Unfortunately, first Malik and then Allan fell, and none of the remaining batsmen could catch fire. Evanston gave up its last wicket with eight overs remaining, down only 15 runs, and was left to wonder what might have been when bowling specialist Donald Blackwood popped harmlessly to Illinois’s Amir Ali Khan to end the game.
Evanston will try to regroup next week in Mossville, Ill., against the Rovers. The team returns home to James Park on July 12 against Springfield and on July 19 against the table-topping Jaguars. Matches begin at 10:00 a.m., and residents are encouraged to drop by and witness cricket live. The field is directly behind the recycling center.
A Basic Cricket Primer for Americans
Most fans of the British game of cricket are located in former British colonies across the globe. The game shares much with American baseball, but is different in some very fundamental ways. To help the uninitiated appreciate the beauty and surprising intensity of the game, the basic rules and terminology are explained below.
The field is a circle or oval. In the center are the two “”wickets”” that are the equivalent of baseball’s home plate. A “”bowler”” (pitcher) delivers the cricket ball from one “”wicket”” (three stakes driven into the ground with two dowels stretched across them) toward the other. The batsman stands in front of or near the opposite wicket, awaiting the bowled ball. After six balls to the batsman (an “”over””), a second bowler takes over, delivering from the opposite wicket back toward the original wicket. Therefore there are two batsmen and two bowlers in play at all times.

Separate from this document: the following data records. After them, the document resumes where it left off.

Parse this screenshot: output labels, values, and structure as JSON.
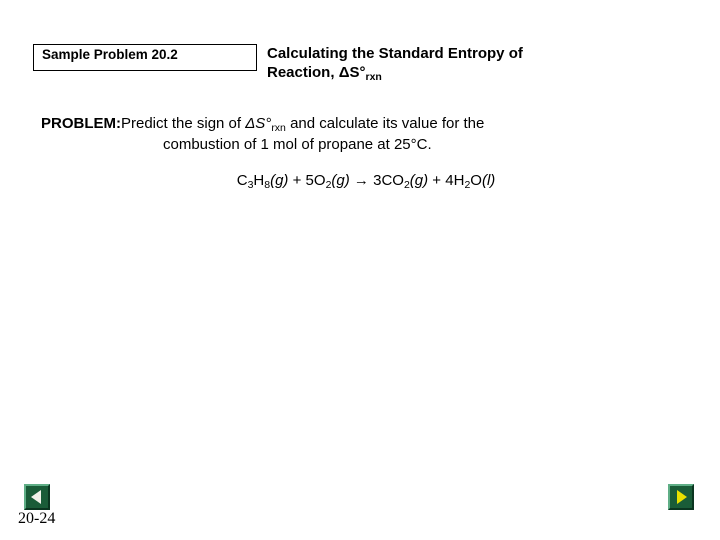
{
  "slide": {
    "sample_problem_label": "Sample Problem 20.2",
    "title_line1": "Calculating the Standard Entropy of",
    "title_line2_prefix": "Reaction, ",
    "title_line2_delta": "ΔS°",
    "title_line2_sub": "rxn",
    "problem_label": "PROBLEM:",
    "problem_text_1": "Predict the sign of ",
    "problem_delta": "ΔS°",
    "problem_sub": "rxn",
    "problem_text_2": " and calculate its value for the",
    "problem_line2": "combustion of 1 mol of propane at 25°C.",
    "equation": {
      "reactant1": {
        "formula_c": "C",
        "c_sub": "3",
        "formula_h": "H",
        "h_sub": "8",
        "state": "(g)"
      },
      "plus": " + ",
      "reactant2": {
        "coeff": "5",
        "formula": "O",
        "sub": "2",
        "state": "(g)"
      },
      "arrow": " →  ",
      "product1": {
        "coeff": "3",
        "formula_c": "C",
        "formula_o": "O",
        "sub": "2",
        "state": "(g)"
      },
      "plus2": " + ",
      "product2": {
        "coeff": "4",
        "formula_h": "H",
        "h_sub": "2",
        "formula_o": "O",
        "state": "(l)"
      }
    },
    "page_number": "20-24",
    "nav": {
      "prev_label": "previous-slide",
      "next_label": "next-slide"
    },
    "colors": {
      "nav_button_fill": "#1a5c38",
      "nav_prev_arrow": "#f2f2ea",
      "nav_next_arrow": "#e8e000",
      "text": "#000000",
      "background": "#ffffff"
    }
  }
}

The fielders bowl their entire allotment of overs before switching to offense (as if, in baseball, the team took the field for 27 outs, all nine innings, before stepping to the plate). The team that bats first establishes a “”target”” for the other side to chase.
There is no foul territory. Every ball struck by a batsman is in play. The batsman is not required to run after hitting the ball. If he does choose to run, then the second batsmen must also run. They run back and forth between the wickets, and each time they successfully change places their team is credited with a run.
The “”long ball”” is a home-run equivalent. If the ball clears the outer circle on the fly, it is worth an automatic six runs (a “”six””). If it bounces or rolls past the boundary, it is worth four (a “”boundary””).
Batsmen continue to bat until they make an out. As a result, batsmen can be responsible for 50 (a “”half century””), 100 (a “”century””), or even 200 runs if they bat well.
Any ball caught by a fielder is an out. If the batsman strays too far from his wicket or tries to score a run after batting the ball, he can be “”run out”” if the fielding team gets the ball to the target wicket before the batsman reaches the “”safe”” line. And then there is the strikeout. If the bowler gets the ball past the batsman and hits the wicket, the dowels fly off with a satisfying bowling-pin sound and celebration ensues.
Controversy can result if the ball strikes the batsman’s pads but never hits the wicket. The batsman has no duty to get out of the way and can stand anywhere he chooses, but if the umpire rules that the bowled ball would have struck the wicket but for the batsman’s leg being in the way, the batsman can be called “”out”” by “”leg before wicket”” or LBW.
A test match can last for days, each team batting until the entire side has made an out. In one-day cricket, a specified number of “”overs”” are bowled. In Midwest Cricket Conference play, each team gets 40 overs.